However, a review by Northwestern University found no proven benefits of ieating placenta, and no research into the risks of doing so either.
Dr Crystal Clark, who was involved in the research, said: "There hasn’t been any systematic research investigating the benefits or the risk of placenta ingestion.
"Our sense is that people aren’t making this decision based on science or talking with physicians."
Researchers from the university said mothers were influenced to eat their own placentas after being exposed to media reports and reading blogs.
Previously, placentophagy has been said to reduce pain after delivery, help with breast milk production and increase a new mother's energy levels, and much more.
However, the researchers looked at ten published studies on placentophagy (the act of eating placentas), and found that there was no human or animal data to support claims it protects against depression, boosts energy, reduces delivery pain or enhances maternal bonding.
They believed previous claims were based on subjective reports, rather than scientific research.
Lead study author Cynthia Coyle, a clinical psychologist at Northwestern University, said: "Our sense is that women choosing placentophagy, who may otherwise be very careful about what they are putting into their bodies during pregnancy and nursing, are willing to ingest something without evidence of its benefits.

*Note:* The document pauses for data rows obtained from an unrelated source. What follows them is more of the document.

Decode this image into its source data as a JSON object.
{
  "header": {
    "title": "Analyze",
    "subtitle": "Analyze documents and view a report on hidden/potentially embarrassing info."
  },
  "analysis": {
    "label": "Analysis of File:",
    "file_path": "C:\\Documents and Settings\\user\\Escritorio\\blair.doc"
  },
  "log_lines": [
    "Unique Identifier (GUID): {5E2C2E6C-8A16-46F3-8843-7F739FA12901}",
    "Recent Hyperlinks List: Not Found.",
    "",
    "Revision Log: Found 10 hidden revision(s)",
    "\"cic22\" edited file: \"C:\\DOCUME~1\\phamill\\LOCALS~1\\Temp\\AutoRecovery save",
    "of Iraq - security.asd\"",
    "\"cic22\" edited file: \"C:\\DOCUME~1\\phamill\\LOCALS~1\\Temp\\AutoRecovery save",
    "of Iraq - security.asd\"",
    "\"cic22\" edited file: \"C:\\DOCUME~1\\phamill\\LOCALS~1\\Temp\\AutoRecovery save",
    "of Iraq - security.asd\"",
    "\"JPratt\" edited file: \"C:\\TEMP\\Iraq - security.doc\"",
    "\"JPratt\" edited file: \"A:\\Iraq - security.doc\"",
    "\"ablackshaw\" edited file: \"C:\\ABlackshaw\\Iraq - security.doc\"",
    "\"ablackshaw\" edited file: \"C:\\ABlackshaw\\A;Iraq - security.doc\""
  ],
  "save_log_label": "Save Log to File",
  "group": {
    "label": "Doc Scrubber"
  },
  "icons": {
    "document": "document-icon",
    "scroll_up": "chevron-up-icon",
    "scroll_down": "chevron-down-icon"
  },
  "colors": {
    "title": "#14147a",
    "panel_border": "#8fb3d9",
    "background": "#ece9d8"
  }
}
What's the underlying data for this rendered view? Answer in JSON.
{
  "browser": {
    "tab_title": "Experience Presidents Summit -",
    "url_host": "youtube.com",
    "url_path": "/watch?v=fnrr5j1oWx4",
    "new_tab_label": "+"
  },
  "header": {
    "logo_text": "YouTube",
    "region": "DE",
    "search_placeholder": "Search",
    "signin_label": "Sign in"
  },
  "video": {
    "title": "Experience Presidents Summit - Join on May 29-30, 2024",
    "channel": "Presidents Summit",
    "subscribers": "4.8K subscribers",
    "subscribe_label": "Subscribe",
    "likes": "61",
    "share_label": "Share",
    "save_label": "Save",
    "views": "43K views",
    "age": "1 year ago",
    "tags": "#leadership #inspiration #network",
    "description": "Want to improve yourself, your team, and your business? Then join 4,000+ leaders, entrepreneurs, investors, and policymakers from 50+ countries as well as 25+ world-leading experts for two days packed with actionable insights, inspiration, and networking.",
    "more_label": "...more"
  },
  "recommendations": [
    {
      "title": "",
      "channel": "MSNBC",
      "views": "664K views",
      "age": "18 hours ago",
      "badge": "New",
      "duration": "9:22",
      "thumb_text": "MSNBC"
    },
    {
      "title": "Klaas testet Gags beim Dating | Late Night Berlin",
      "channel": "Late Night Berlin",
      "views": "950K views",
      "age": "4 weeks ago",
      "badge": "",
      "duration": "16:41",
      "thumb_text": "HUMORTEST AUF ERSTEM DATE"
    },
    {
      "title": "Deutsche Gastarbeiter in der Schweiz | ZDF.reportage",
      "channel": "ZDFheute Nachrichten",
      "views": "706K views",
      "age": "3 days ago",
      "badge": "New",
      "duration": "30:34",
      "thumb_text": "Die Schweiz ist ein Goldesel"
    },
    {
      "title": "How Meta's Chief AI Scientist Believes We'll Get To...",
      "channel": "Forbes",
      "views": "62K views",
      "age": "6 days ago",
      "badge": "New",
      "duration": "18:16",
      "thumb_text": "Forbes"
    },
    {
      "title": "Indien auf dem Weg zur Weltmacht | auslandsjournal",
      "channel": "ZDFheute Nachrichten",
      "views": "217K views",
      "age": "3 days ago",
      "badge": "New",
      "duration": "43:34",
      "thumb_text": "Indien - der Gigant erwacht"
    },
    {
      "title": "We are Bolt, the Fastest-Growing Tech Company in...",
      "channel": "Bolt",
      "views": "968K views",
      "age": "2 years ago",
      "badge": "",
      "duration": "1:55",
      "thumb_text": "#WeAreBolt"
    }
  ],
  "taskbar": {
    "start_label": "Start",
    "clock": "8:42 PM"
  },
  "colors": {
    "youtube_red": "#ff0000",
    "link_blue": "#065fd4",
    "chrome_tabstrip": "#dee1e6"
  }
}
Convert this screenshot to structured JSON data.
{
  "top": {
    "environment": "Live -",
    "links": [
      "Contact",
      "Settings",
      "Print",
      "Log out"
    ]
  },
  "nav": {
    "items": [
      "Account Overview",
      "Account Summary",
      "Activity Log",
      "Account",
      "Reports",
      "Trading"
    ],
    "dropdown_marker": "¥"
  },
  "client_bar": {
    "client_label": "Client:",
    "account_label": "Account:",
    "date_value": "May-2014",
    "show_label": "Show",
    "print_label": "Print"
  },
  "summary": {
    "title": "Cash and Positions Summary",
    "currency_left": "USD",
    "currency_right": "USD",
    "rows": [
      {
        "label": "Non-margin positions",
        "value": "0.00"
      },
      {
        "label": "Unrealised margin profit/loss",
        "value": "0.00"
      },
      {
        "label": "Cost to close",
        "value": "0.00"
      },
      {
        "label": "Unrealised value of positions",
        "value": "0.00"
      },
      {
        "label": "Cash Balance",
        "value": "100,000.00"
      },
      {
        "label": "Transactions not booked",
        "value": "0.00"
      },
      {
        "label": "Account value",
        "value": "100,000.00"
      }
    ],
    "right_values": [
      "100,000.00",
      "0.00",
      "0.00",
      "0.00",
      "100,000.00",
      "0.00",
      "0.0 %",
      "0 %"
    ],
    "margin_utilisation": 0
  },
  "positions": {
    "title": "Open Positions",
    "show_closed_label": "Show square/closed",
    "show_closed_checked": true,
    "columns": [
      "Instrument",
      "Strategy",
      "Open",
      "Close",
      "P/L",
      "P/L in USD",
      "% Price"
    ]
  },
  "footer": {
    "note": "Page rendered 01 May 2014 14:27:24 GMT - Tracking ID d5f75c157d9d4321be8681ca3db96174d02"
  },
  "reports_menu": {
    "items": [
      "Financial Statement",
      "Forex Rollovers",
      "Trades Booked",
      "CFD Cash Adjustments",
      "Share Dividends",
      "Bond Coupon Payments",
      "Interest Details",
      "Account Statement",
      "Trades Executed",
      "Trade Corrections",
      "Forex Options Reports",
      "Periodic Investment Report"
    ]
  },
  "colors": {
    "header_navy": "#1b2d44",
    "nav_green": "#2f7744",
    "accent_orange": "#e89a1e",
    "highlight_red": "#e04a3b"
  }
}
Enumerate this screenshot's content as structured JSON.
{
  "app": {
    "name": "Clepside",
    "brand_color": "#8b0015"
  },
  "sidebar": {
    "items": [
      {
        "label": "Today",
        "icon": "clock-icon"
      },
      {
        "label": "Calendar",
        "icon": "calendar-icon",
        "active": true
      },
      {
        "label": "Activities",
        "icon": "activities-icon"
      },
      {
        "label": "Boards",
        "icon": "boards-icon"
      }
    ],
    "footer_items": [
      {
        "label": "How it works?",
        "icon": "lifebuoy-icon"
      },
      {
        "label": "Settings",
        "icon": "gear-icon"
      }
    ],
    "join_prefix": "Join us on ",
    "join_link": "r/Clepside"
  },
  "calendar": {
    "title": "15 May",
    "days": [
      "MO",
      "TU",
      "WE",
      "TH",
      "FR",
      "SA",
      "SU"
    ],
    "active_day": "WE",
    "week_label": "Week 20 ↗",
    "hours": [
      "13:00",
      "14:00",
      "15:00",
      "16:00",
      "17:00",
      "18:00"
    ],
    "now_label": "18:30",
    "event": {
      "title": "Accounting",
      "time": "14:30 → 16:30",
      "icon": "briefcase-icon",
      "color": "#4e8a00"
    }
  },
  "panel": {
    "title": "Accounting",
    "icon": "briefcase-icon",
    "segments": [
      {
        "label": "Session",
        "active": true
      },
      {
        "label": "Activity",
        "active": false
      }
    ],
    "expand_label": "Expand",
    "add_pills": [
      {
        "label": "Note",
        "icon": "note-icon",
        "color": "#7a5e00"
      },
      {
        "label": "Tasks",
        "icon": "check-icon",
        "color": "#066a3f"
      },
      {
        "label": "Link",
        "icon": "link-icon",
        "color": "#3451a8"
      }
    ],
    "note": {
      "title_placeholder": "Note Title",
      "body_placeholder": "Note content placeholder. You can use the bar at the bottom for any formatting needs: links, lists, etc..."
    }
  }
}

"There are no regulations as to how the placenta is stored and prepared, and the dosing is inconsistent.
"Women really don't know what they are ingesting."
"It must be the woman's choice if she chooses to do so."
So what are your thoughts? Have you ever thought about eating your own placenta?